Items from a data source:
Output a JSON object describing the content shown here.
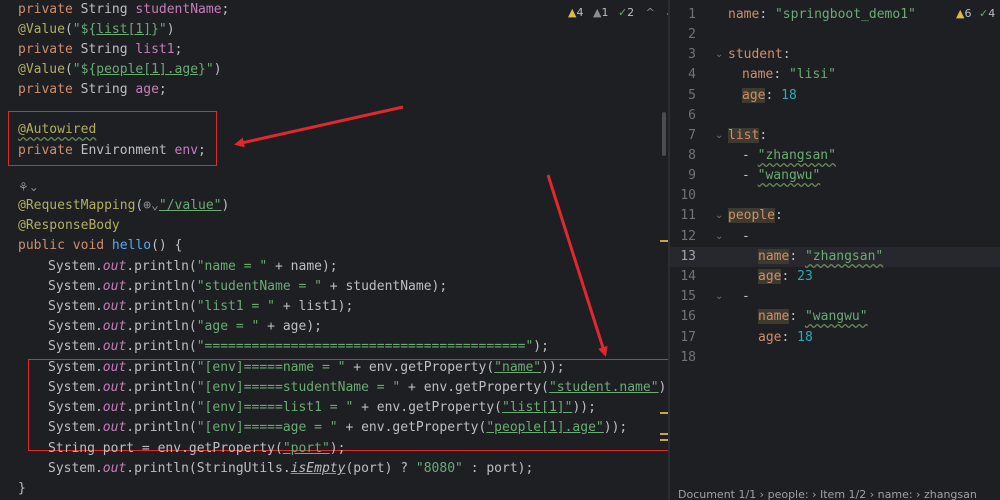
{
  "java_inspections": {
    "warnings": "4",
    "weak_warnings": "1",
    "ok_checks": "2"
  },
  "yaml_inspections": {
    "warnings": "6",
    "ok_checks": "4"
  },
  "java": {
    "l1": {
      "kw": "private ",
      "type": "String ",
      "name": "studentName",
      "end": ";"
    },
    "l2": {
      "ann": "@Value",
      "open": "(",
      "str_a": "\"${",
      "str_b": "list[1]",
      "str_c": "}\"",
      "close": ")"
    },
    "l3": {
      "kw": "private ",
      "type": "String ",
      "name": "list1",
      "end": ";"
    },
    "l4": {
      "ann": "@Value",
      "open": "(",
      "str_a": "\"${",
      "str_b": "people[1].age",
      "str_c": "}\"",
      "close": ")"
    },
    "l5": {
      "kw": "private ",
      "type": "String ",
      "name": "age",
      "end": ";"
    },
    "l6": {
      "ann": "@Autowired"
    },
    "l7": {
      "kw": "private ",
      "type": "Environment ",
      "name": "env",
      "end": ";"
    },
    "l8": {
      "icon_label": "⚘⌄"
    },
    "l9": {
      "ann": "@RequestMapping",
      "open": "(",
      "globe": "⊕⌄",
      "str": "\"/value\"",
      "close": ")"
    },
    "l10": {
      "ann": "@ResponseBody"
    },
    "l11": {
      "kw": "public void ",
      "meth": "hello",
      "rest": "() {"
    },
    "prints": [
      {
        "pre": "System.",
        "out": "out",
        "mid": ".println(",
        "str": "\"name = \"",
        "rest": " + name);"
      },
      {
        "pre": "System.",
        "out": "out",
        "mid": ".println(",
        "str": "\"studentName = \"",
        "rest": " + studentName);"
      },
      {
        "pre": "System.",
        "out": "out",
        "mid": ".println(",
        "str": "\"list1 = \"",
        "rest": " + list1);"
      },
      {
        "pre": "System.",
        "out": "out",
        "mid": ".println(",
        "str": "\"age = \"",
        "rest": " + age);"
      },
      {
        "pre": "System.",
        "out": "out",
        "mid": ".println(",
        "str": "\"=========================================\"",
        "rest": ");"
      }
    ],
    "env_prints": [
      {
        "pre": "System.",
        "out": "out",
        "mid": ".println(",
        "str": "\"[env]=====name = \"",
        "mid2": " + env.getProperty(",
        "arg": "\"name\"",
        "rest": "));"
      },
      {
        "pre": "System.",
        "out": "out",
        "mid": ".println(",
        "str": "\"[env]=====studentName = \"",
        "mid2": " + env.getProperty(",
        "arg": "\"student.name\"",
        "rest": "))"
      },
      {
        "pre": "System.",
        "out": "out",
        "mid": ".println(",
        "str": "\"[env]=====list1 = \"",
        "mid2": " + env.getProperty(",
        "arg": "\"list[1]\"",
        "rest": "));"
      },
      {
        "pre": "System.",
        "out": "out",
        "mid": ".println(",
        "str": "\"[env]=====age = \"",
        "mid2": " + env.getProperty(",
        "arg": "\"people[1].age\"",
        "rest": "));"
      }
    ],
    "port_line": {
      "type": "String ",
      "var": "port = env.getProperty(",
      "arg": "\"port\"",
      "rest": ");"
    },
    "last_print": {
      "pre": "System.",
      "out": "out",
      "mid": ".println(StringUtils.",
      "meth": "isEmpty",
      "mid2": "(port) ? ",
      "str": "\"8080\"",
      "rest": " : port);"
    },
    "closing": "}"
  },
  "yaml": {
    "line_numbers": [
      "1",
      "2",
      "3",
      "4",
      "5",
      "6",
      "7",
      "8",
      "9",
      "10",
      "11",
      "12",
      "13",
      "14",
      "15",
      "16",
      "17",
      "18"
    ],
    "l1": {
      "key": "name",
      "sep": ": ",
      "val": "\"springboot_demo1\""
    },
    "l3": {
      "key": "student",
      "sep": ":"
    },
    "l4": {
      "key": "name",
      "sep": ": ",
      "val": "\"lisi\""
    },
    "l5": {
      "key": "age",
      "sep": ": ",
      "val": "18"
    },
    "l7": {
      "key": "list",
      "sep": ":"
    },
    "l8": {
      "dash": "- ",
      "val": "\"zhangsan\""
    },
    "l9": {
      "dash": "- ",
      "val": "\"wangwu\""
    },
    "l11": {
      "key": "people",
      "sep": ":"
    },
    "l12": {
      "dash": "-"
    },
    "l13": {
      "key": "name",
      "sep": ": ",
      "val": "\"zhangsan\""
    },
    "l14": {
      "key": "age",
      "sep": ": ",
      "val": "23"
    },
    "l15": {
      "dash": "-"
    },
    "l16": {
      "key": "name",
      "sep": ": ",
      "val": "\"wangwu\""
    },
    "l17": {
      "key": "age",
      "sep": ": ",
      "val": "18"
    }
  },
  "breadcrumb": {
    "doc": "Document 1/1",
    "sep": " › ",
    "people": "people:",
    "item": "Item 1/2",
    "name": "name:",
    "value": "zhangsan"
  },
  "colors": {
    "annotation_box": "#e0282e",
    "arrow": "#e0282e",
    "background": "#1e1f22"
  }
}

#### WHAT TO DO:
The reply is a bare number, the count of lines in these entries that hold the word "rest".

#### THE ANSWER:
12